## What you are asked to do
What lines in the entries below contain the word "Naaz"? Copy all of them.

━━━━━━━━━━━━━━━━

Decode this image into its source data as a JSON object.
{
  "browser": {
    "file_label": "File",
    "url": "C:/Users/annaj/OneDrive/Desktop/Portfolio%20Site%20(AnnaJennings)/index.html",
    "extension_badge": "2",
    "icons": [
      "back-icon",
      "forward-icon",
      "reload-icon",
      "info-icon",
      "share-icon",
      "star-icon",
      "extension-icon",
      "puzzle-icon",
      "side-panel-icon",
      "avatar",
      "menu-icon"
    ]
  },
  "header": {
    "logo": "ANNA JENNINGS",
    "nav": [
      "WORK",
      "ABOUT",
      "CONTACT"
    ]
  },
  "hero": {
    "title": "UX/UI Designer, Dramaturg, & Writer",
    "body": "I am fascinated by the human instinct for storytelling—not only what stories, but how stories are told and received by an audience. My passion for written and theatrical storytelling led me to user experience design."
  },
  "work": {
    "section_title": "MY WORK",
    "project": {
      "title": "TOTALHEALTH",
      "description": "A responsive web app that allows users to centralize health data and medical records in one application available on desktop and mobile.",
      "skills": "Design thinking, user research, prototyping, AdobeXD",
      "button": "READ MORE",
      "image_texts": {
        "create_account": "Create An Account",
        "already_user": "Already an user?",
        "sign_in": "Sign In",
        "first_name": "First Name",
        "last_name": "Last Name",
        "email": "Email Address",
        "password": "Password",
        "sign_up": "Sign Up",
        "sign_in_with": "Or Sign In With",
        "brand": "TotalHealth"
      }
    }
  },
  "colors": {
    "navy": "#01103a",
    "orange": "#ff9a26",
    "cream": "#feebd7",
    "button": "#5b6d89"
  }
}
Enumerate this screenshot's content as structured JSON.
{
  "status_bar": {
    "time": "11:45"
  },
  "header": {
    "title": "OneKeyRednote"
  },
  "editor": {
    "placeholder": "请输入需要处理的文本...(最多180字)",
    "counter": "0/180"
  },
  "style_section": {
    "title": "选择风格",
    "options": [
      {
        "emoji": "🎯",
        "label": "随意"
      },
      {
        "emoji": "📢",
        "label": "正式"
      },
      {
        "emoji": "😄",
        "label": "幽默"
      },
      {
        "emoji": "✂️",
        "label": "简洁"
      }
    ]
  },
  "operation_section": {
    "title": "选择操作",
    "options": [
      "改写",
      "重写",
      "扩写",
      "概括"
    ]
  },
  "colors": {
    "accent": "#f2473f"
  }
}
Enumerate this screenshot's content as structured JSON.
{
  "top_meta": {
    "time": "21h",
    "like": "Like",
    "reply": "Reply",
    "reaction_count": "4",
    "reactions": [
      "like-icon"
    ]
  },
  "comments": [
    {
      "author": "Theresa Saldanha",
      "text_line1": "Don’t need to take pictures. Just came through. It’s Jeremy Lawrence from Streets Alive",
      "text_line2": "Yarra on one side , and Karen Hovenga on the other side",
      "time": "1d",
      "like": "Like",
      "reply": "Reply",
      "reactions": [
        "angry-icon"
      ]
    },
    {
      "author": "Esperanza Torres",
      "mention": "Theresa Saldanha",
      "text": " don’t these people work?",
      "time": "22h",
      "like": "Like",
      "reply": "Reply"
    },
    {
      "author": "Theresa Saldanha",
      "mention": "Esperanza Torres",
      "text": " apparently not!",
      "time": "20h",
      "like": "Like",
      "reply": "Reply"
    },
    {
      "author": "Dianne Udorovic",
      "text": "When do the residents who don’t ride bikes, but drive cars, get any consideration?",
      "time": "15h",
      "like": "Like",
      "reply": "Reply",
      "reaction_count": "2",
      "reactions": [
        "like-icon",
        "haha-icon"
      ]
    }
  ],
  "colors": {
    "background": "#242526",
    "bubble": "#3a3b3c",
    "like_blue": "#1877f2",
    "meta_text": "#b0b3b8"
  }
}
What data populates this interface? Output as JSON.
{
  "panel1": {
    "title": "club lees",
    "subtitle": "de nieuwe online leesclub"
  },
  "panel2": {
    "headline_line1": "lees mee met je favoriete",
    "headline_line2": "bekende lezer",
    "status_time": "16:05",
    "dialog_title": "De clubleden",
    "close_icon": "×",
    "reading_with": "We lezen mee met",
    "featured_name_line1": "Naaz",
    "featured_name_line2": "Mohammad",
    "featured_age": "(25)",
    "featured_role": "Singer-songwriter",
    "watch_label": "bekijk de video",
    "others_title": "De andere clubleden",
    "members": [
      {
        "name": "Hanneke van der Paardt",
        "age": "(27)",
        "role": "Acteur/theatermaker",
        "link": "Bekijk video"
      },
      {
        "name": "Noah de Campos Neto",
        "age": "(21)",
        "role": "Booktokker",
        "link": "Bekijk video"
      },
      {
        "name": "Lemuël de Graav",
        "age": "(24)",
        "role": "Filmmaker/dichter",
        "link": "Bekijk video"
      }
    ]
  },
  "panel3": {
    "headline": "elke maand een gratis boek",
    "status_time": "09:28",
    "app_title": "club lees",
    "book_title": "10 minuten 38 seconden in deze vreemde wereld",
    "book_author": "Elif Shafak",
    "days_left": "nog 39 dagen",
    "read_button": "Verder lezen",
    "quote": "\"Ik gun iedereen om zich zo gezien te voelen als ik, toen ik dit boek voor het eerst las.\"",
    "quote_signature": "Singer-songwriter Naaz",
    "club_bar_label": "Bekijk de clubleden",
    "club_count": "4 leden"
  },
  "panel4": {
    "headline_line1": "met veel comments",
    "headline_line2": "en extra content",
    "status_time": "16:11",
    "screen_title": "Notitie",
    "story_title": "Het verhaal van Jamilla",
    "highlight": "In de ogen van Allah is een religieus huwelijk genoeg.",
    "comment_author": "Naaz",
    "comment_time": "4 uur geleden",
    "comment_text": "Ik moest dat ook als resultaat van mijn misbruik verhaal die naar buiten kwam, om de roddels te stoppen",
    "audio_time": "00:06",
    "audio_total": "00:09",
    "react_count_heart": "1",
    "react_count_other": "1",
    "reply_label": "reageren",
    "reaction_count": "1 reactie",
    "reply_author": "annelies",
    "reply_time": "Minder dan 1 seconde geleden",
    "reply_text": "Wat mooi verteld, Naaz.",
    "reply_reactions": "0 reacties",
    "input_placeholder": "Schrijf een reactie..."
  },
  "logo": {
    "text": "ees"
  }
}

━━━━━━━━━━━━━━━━

## Answer to this problem
    "featured_name_line1": "Naaz",
    "quote_signature": "Singer-songwriter Naaz",
    "comment_author": "Naaz",
    "reply_text": "Wat mooi verteld, Naaz.",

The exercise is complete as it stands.